Over the past decade, the number of teen drivers ages 15 to 17 involved in a fatal accident has decreased by 60 percent, according to a study conducted by the Texas A&M Transportation Institute, falling from 2,832 to 2002 to 1,134 in 2011.
But here's the concerning news: Passengers are increasingly harmful to teen drivers. Even as the overall number of crash deaths dramatically dropped, the risk has dramatically increased for the same teen drivers if they are carrying passengers.
The same novice drivers, ages 15 to 17, are eight times more likely to be involved in a fatal crash than those just a little bit older, ages 18 to 24, if they are also carrying teen passengers, according to TTI research. That risk has increased 30 percent over the past decade.
Researchers focused on the numbers and not the underlying causes that might be behind the dramatic and contrasting shifts. But they note the spike in fatal crashes for teens carrying passengers essentially mirrors the spike in cell phone use and texting as a central part of teen culture.
"We can't scientifically state that there's a direct link between those two things yet, but it seems reasonable to suspect a connection," said Russell Henk, a senior research engineer at TTI and primary author of the study.
Inexperience is one reason teens find themselves in such high-risk driving situations. Another reason the teens in the 15 to 17 age bracket might be so much more likely to be involved in fatal accident compared to those 18 to 24 has to do with their brain development.
The prefrontal cortex region of the brain, which controls risk assessment and decision making, is not fully developed until age 25, researchers said.
"That helps to explain why some teens are a bit more impulsive and prone to risk taking," says Bernie Fette, another researcher involved with the TTI study. "Those 15 or 16 year olds, they've got an awful lot of things fighting against them behind the wheel."
"Those 15 or 16 year olds, they've got an awful lot of things fighting against them behind the wheel."
If physiological development helps explain part of the difference between drivers ages 15 to 17 and those in the 18 to 24 age bracket, there's another aspect that remains puzzling. The difference in risk between the two age brackets can vary greatly depending on location.
For example, in New York, the younger teens are comparatively safer; their risk of being involved in a fatal crash is only five times that of the 18- to 24-year-olds when passengers are in the car.
But in North Carolina, the risk is far higher. Teens ages 15 to 17 are 26 times more likely to be involved in a fatal accident with passengers than those in the 18 to 24 age bracket.

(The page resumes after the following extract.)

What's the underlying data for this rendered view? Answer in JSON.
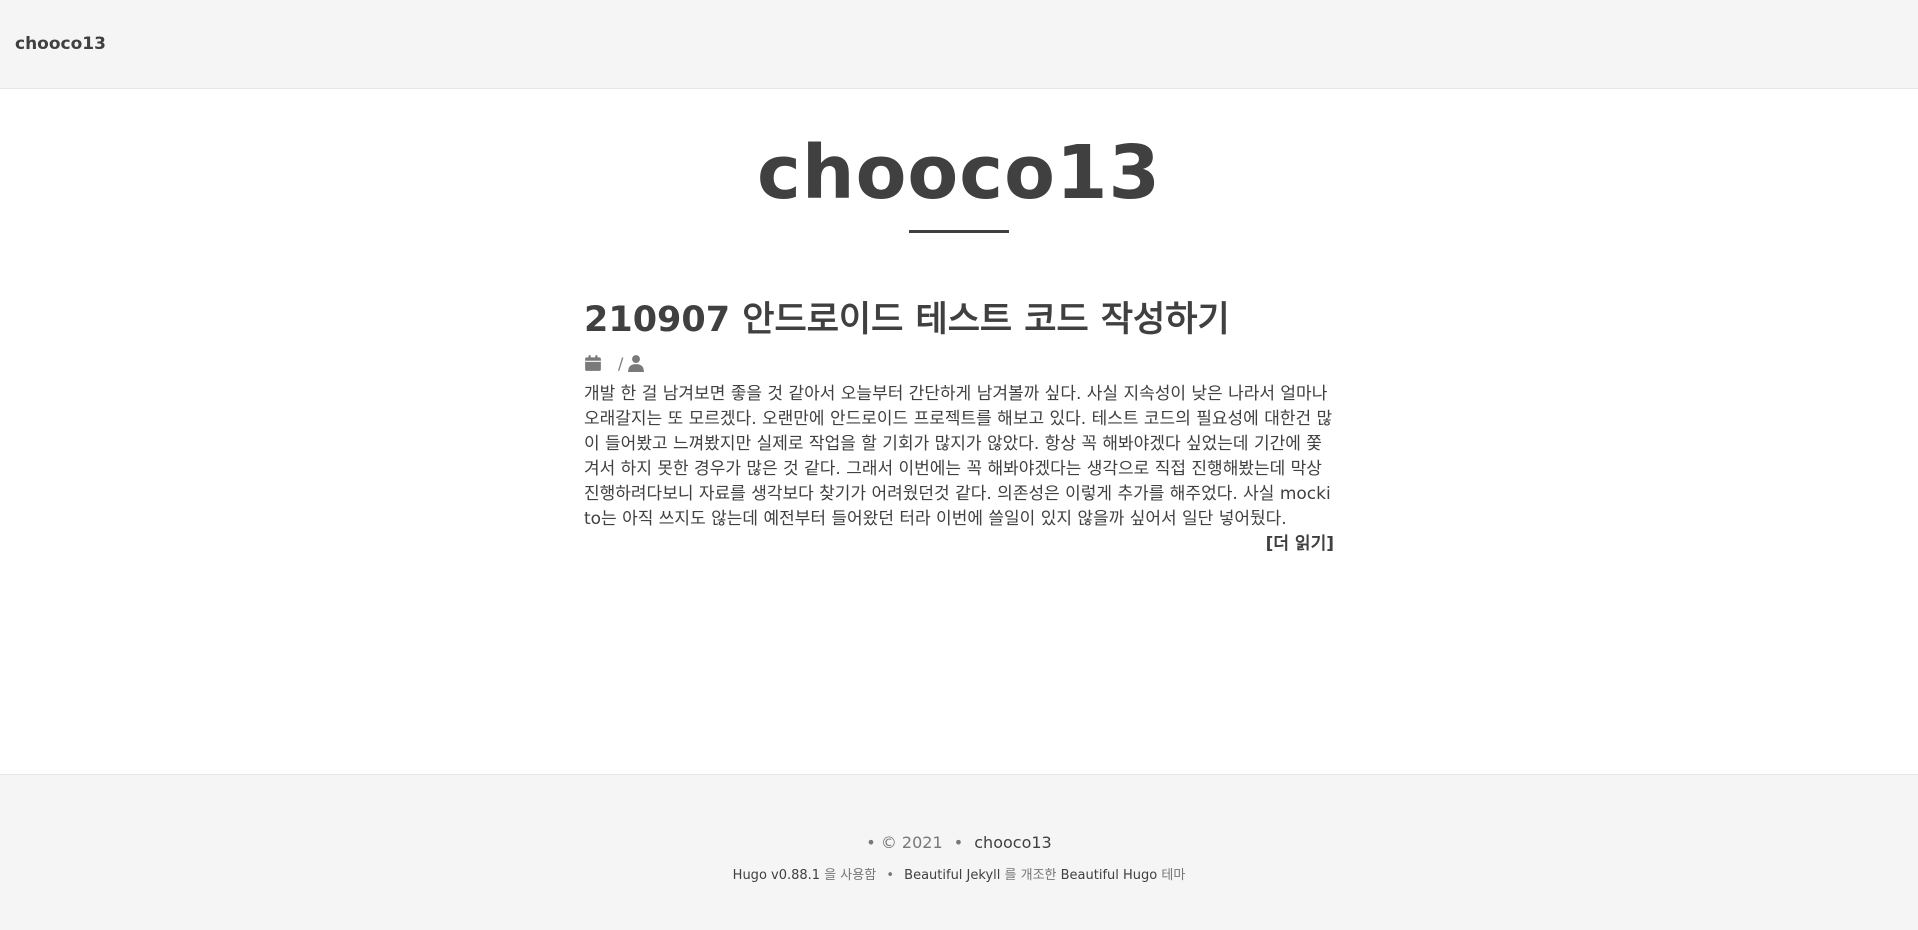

Pete Bigelow is an associate editor at AOL Autos. He can be reached via email at firstname.lastname@example.org and followed on Twitter @PeterCBigelow.